## INSTRUCTIONS TO FOLLOW
In the data below, which lines hold the word "group"? Copy them.

────

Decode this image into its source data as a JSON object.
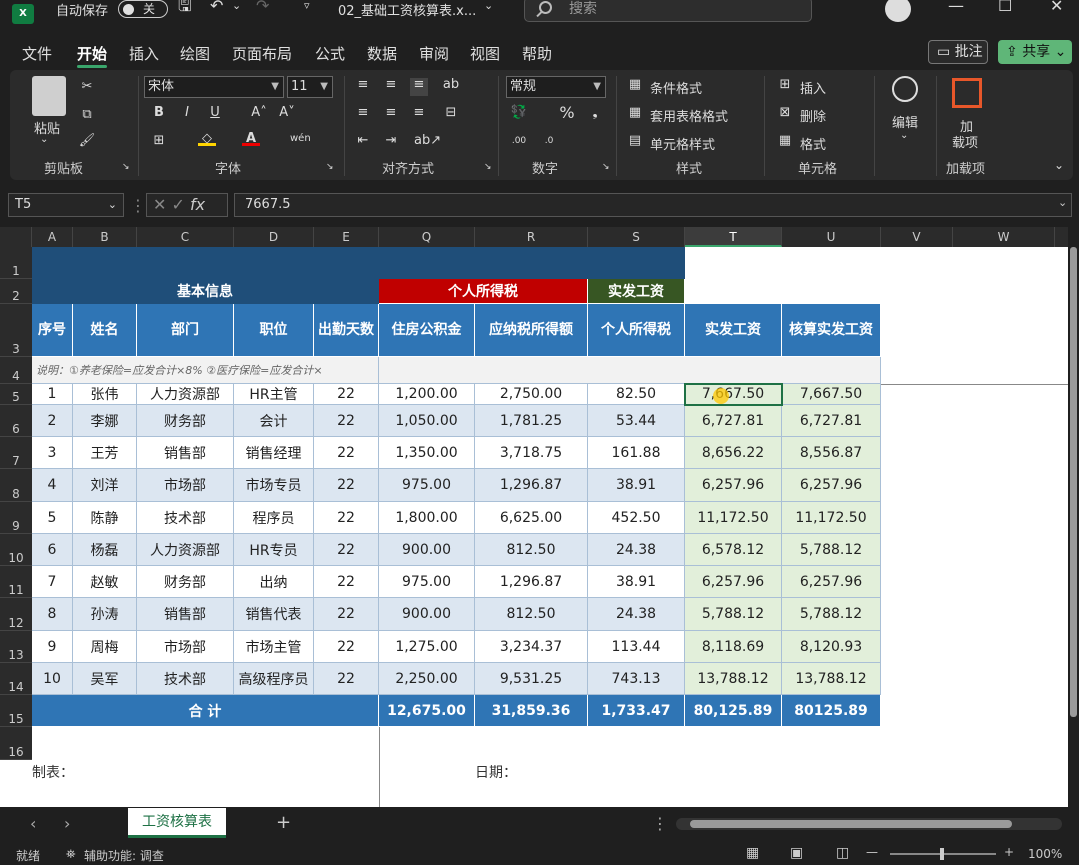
{
  "titlebar": {
    "app_icon": "X",
    "autosave_label": "自动保存",
    "autosave_state": "关",
    "file_name": "02_基础工资核算表.x...",
    "search_placeholder": "搜索"
  },
  "menu": {
    "items": [
      "文件",
      "开始",
      "插入",
      "绘图",
      "页面布局",
      "公式",
      "数据",
      "审阅",
      "视图",
      "帮助"
    ],
    "active": "开始",
    "comment_label": "批注",
    "share_label": "共享"
  },
  "ribbon": {
    "clipboard": {
      "paste": "粘贴",
      "group": "剪贴板"
    },
    "font": {
      "name": "宋体",
      "size": "11",
      "group": "字体",
      "bold": "B",
      "italic": "I",
      "underline": "U",
      "font_color": "A"
    },
    "alignment": {
      "group": "对齐方式"
    },
    "number": {
      "format": "常规",
      "group": "数字",
      "percent": "%"
    },
    "styles": {
      "conditional": "条件格式",
      "table": "套用表格格式",
      "cell": "单元格样式",
      "group": "样式"
    },
    "cells": {
      "insert": "插入",
      "delete": "删除",
      "format": "格式",
      "group": "单元格"
    },
    "editing": {
      "label": "编辑"
    },
    "addins": {
      "label1": "加",
      "label2": "载项",
      "group": "加载项"
    }
  },
  "formula_bar": {
    "name_box": "T5",
    "fx": "fx",
    "value": "7667.5"
  },
  "columns": [
    "A",
    "B",
    "C",
    "D",
    "E",
    "Q",
    "R",
    "S",
    "T",
    "U",
    "V",
    "W",
    "X"
  ],
  "rows": [
    "1",
    "2",
    "3",
    "4",
    "5",
    "6",
    "7",
    "8",
    "9",
    "10",
    "11",
    "12",
    "13",
    "14",
    "15",
    "16"
  ],
  "sheet": {
    "section_basic": "基本信息",
    "section_tax": "个人所得税",
    "section_pay": "实发工资",
    "headers": [
      "序号",
      "姓名",
      "部门",
      "职位",
      "出勤天数",
      "住房公积金",
      "应纳税所得额",
      "个人所得税",
      "实发工资",
      "核算实发工资"
    ],
    "note": "说明：①养老保险=应发合计×8%  ②医疗保险=应发合计×",
    "data": [
      [
        "1",
        "张伟",
        "人力资源部",
        "HR主管",
        "22",
        "1,200.00",
        "2,750.00",
        "82.50",
        "7,667.50",
        "7,667.50"
      ],
      [
        "2",
        "李娜",
        "财务部",
        "会计",
        "22",
        "1,050.00",
        "1,781.25",
        "53.44",
        "6,727.81",
        "6,727.81"
      ],
      [
        "3",
        "王芳",
        "销售部",
        "销售经理",
        "22",
        "1,350.00",
        "3,718.75",
        "161.88",
        "8,656.22",
        "8,556.87"
      ],
      [
        "4",
        "刘洋",
        "市场部",
        "市场专员",
        "22",
        "975.00",
        "1,296.87",
        "38.91",
        "6,257.96",
        "6,257.96"
      ],
      [
        "5",
        "陈静",
        "技术部",
        "程序员",
        "22",
        "1,800.00",
        "6,625.00",
        "452.50",
        "11,172.50",
        "11,172.50"
      ],
      [
        "6",
        "杨磊",
        "人力资源部",
        "HR专员",
        "22",
        "900.00",
        "812.50",
        "24.38",
        "6,578.12",
        "5,788.12"
      ],
      [
        "7",
        "赵敏",
        "财务部",
        "出纳",
        "22",
        "975.00",
        "1,296.87",
        "38.91",
        "6,257.96",
        "6,257.96"
      ],
      [
        "8",
        "孙涛",
        "销售部",
        "销售代表",
        "22",
        "900.00",
        "812.50",
        "24.38",
        "5,788.12",
        "5,788.12"
      ],
      [
        "9",
        "周梅",
        "市场部",
        "市场主管",
        "22",
        "1,275.00",
        "3,234.37",
        "113.44",
        "8,118.69",
        "8,120.93"
      ],
      [
        "10",
        "吴军",
        "技术部",
        "高级程序员",
        "22",
        "2,250.00",
        "9,531.25",
        "743.13",
        "13,788.12",
        "13,788.12"
      ]
    ],
    "total_label": "合  计",
    "totals": [
      "12,675.00",
      "31,859.36",
      "1,733.47",
      "80,125.89",
      "80125.89"
    ],
    "row17_left": "制表：",
    "row17_right": "日期："
  },
  "tabs": {
    "sheet_name": "工资核算表",
    "add": "+"
  },
  "status": {
    "ready": "就绪",
    "accessibility": "辅助功能: 调查",
    "zoom": "100%"
  }
}
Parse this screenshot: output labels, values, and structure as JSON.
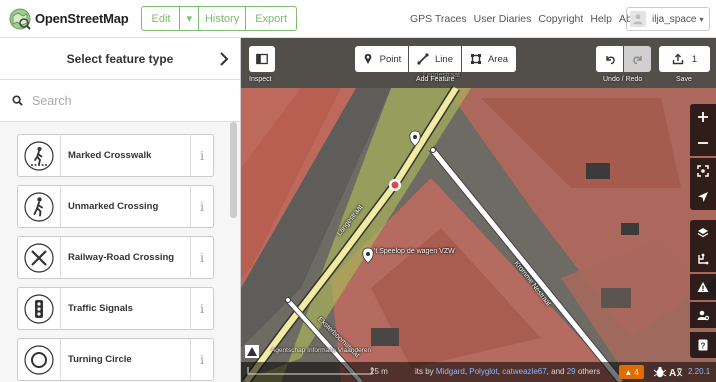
{
  "app": {
    "title": "OpenStreetMap",
    "accent_color": "#7ebc6f",
    "edit_label": "Edit",
    "edit_dropdown": "▾",
    "history_label": "History",
    "export_label": "Export",
    "nav": [
      "GPS Traces",
      "User Diaries",
      "Copyright",
      "Help",
      "About"
    ],
    "username": "ilja_space"
  },
  "sidebar": {
    "title": "Select feature type",
    "search_placeholder": "Search",
    "presets": [
      {
        "label": "Marked Crosswalk",
        "icon": "pedestrian-crosswalk-icon"
      },
      {
        "label": "Unmarked Crossing",
        "icon": "pedestrian-icon"
      },
      {
        "label": "Railway-Road Crossing",
        "icon": "railway-crossing-icon"
      },
      {
        "label": "Traffic Signals",
        "icon": "traffic-signals-icon"
      },
      {
        "label": "Turning Circle",
        "icon": "turning-circle-icon"
      }
    ],
    "info_glyph": "i"
  },
  "map": {
    "toolbar": {
      "inspect_label": "Inspect",
      "point_label": "Point",
      "line_label": "Line",
      "area_label": "Area",
      "add_feature_label": "Add Feature",
      "undo_redo_label": "Undo / Redo",
      "save_count": "1",
      "save_label": "Save"
    },
    "labels": {
      "poi_name": "'t Speelop de wagen VZW",
      "street1": "Langestraat",
      "street2": "Kromme Nestraat",
      "street3": "Eksterboomstraat",
      "imagery_note": "Agentschap Informatie Vlaanderen",
      "obscured_text": "Langestraat"
    },
    "footer": {
      "scale": "25 m",
      "credits_prefix": "its by",
      "contributors": [
        "Midgard",
        "Polyglot",
        "catweazle67"
      ],
      "and_text": ", and",
      "others_count": "29",
      "others_text": "others",
      "warnings": "4",
      "version": "2.20.1"
    }
  }
}
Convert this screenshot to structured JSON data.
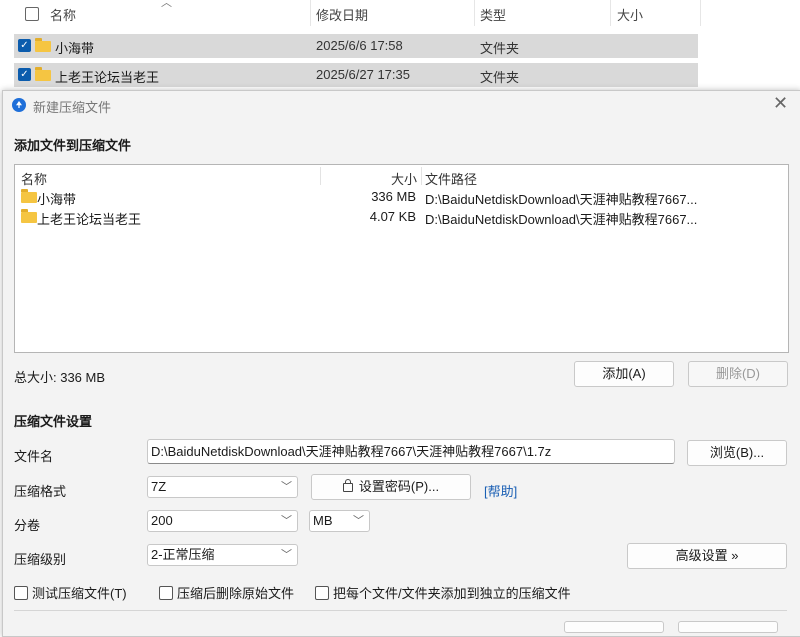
{
  "explorer": {
    "columns": {
      "name": "名称",
      "modified": "修改日期",
      "type": "类型",
      "size": "大小"
    },
    "rows": [
      {
        "name": "小海带",
        "modified": "2025/6/6 17:58",
        "type": "文件夹"
      },
      {
        "name": "上老王论坛当老王",
        "modified": "2025/6/27 17:35",
        "type": "文件夹"
      }
    ]
  },
  "dialog": {
    "title": "新建压缩文件",
    "add_section_title": "添加文件到压缩文件",
    "list": {
      "headers": {
        "name": "名称",
        "size": "大小",
        "path": "文件路径"
      },
      "rows": [
        {
          "name": "小海带",
          "size": "336 MB",
          "path": "D:\\BaiduNetdiskDownload\\天涯神贴教程7667..."
        },
        {
          "name": "上老王论坛当老王",
          "size": "4.07 KB",
          "path": "D:\\BaiduNetdiskDownload\\天涯神贴教程7667..."
        }
      ]
    },
    "total_size": "总大小: 336 MB",
    "add_button": "添加(A)",
    "delete_button": "删除(D)",
    "settings_title": "压缩文件设置",
    "filename_label": "文件名",
    "filename_value": "D:\\BaiduNetdiskDownload\\天涯神贴教程7667\\天涯神贴教程7667\\1.7z",
    "browse_button": "浏览(B)...",
    "format_label": "压缩格式",
    "format_value": "7Z",
    "password_button": "设置密码(P)...",
    "help_link": "[帮助]",
    "volume_label": "分卷",
    "volume_value": "200",
    "volume_unit": "MB",
    "level_label": "压缩级别",
    "level_value": "2-正常压缩",
    "advanced_button": "高级设置 »",
    "options": {
      "test": "测试压缩文件(T)",
      "delete_after": "压缩后删除原始文件",
      "separate": "把每个文件/文件夹添加到独立的压缩文件"
    }
  }
}
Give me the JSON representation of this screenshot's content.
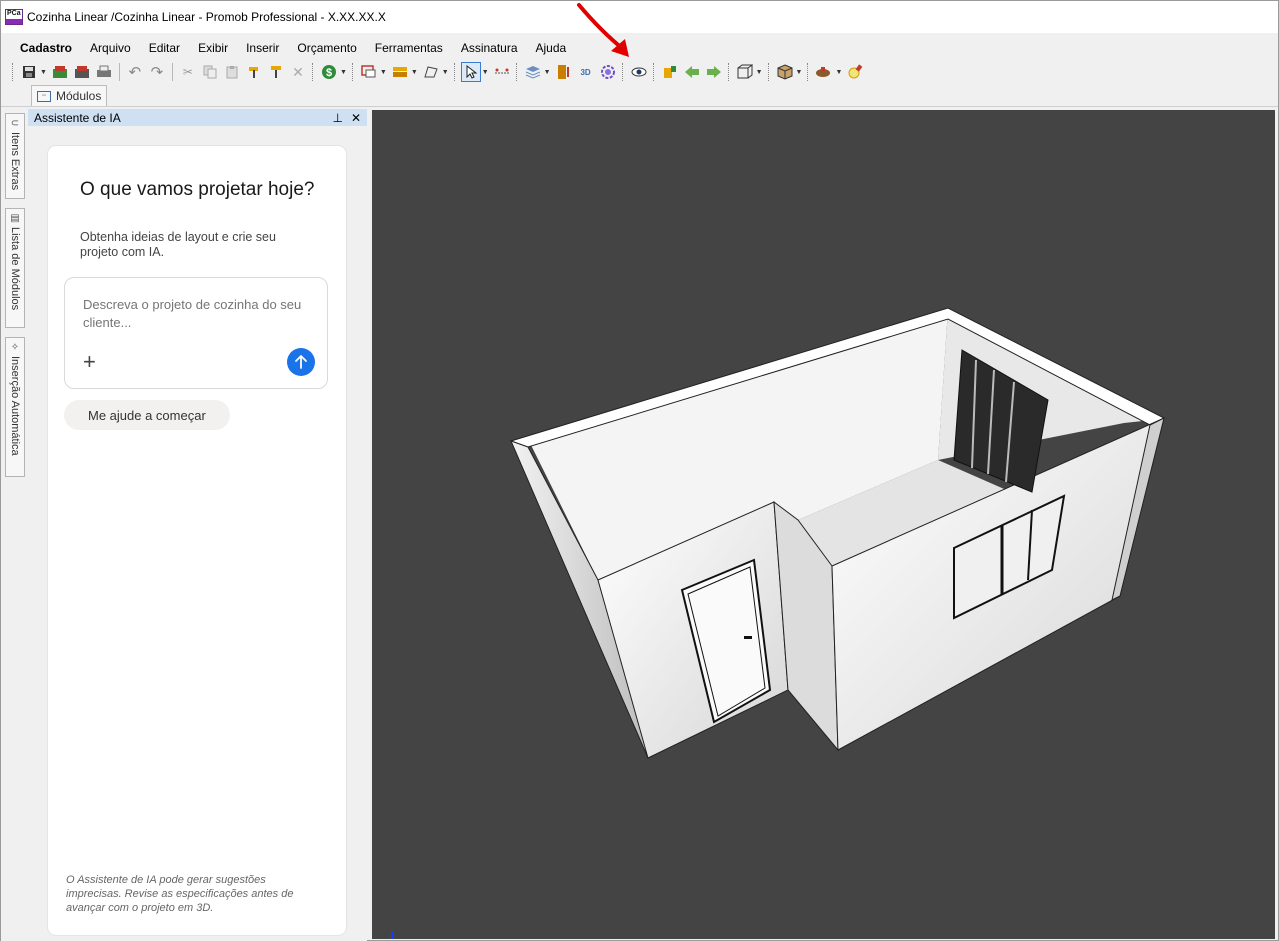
{
  "window": {
    "title": "Cozinha Linear /Cozinha Linear - Promob  Professional -  X.XX.XX.X",
    "logo_text": "PCa"
  },
  "menu": {
    "items": [
      "Cadastro",
      "Arquivo",
      "Editar",
      "Exibir",
      "Inserir",
      "Orçamento",
      "Ferramentas",
      "Assinatura",
      "Ajuda"
    ]
  },
  "toolbar": {
    "icons": [
      "save-icon",
      "undo-icon",
      "redo-icon",
      "cut-icon",
      "copy-icon",
      "paste-icon",
      "price-icon",
      "select-icon",
      "ai-assistant-icon",
      "eye-icon",
      "view3d-icon",
      "box-icon",
      "light-icon"
    ],
    "text_3d": "3D"
  },
  "modules_tab": {
    "label": "Módulos"
  },
  "side_tabs": [
    "Itens Extras",
    "Lista de Módulos",
    "Inserção Automática"
  ],
  "panel": {
    "title": "Assistente de IA",
    "heading": "O que vamos projetar hoje?",
    "subheading": "Obtenha ideias de layout e crie seu projeto com IA.",
    "input_placeholder": "Descreva o projeto de cozinha do seu cliente...",
    "plus_label": "+",
    "help_chip": "Me ajude a começar",
    "disclaimer": "O Assistente de IA pode gerar sugestões imprecisas. Revise as especificações antes de avançar com o projeto em 3D."
  },
  "colors": {
    "accent_blue": "#1a73e8",
    "viewport_bg": "#444444",
    "panel_header": "#cfe0f3",
    "annotation_red": "#e00000"
  }
}
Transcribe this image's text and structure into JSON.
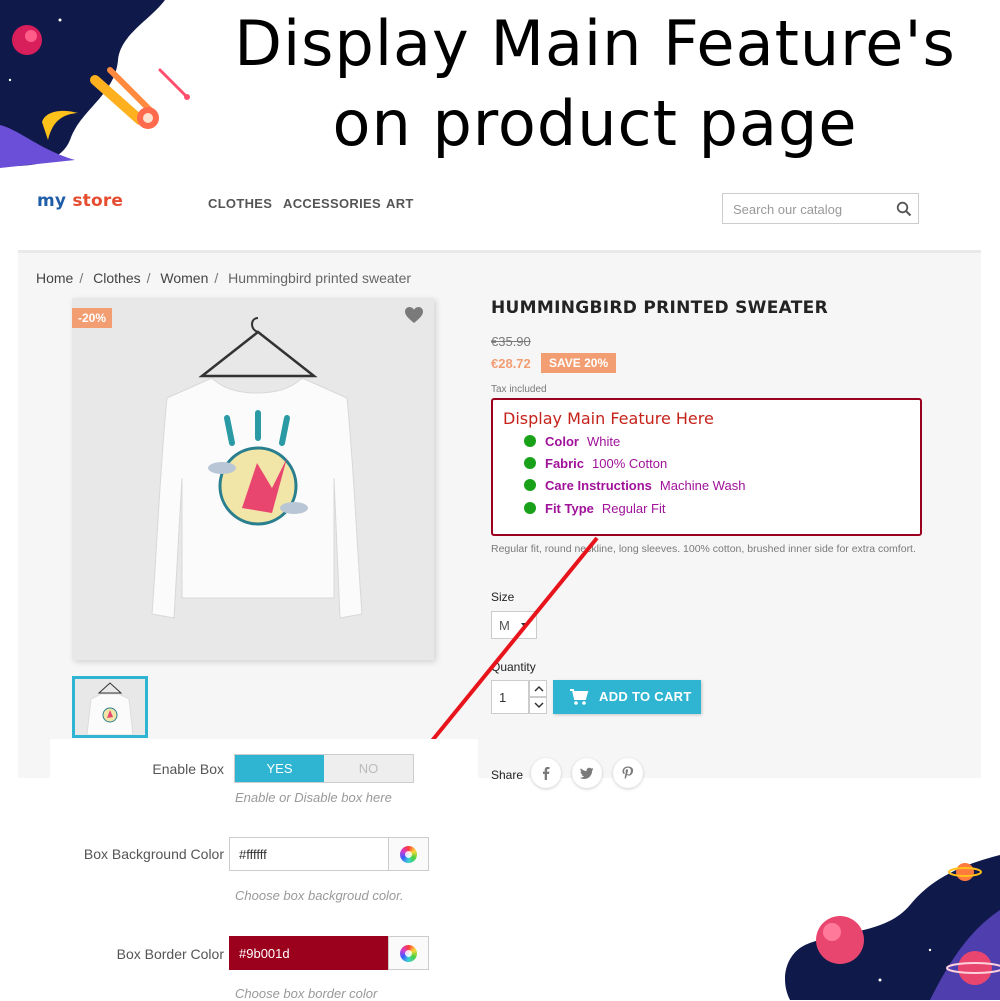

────

## ANSWER SPACE
      "group": "剪贴板"
      "group": "字体",
      "group": "对齐方式"
      "group": "数字",
      "group": "样式"
      "group": "单元格"
      "group": "加载项"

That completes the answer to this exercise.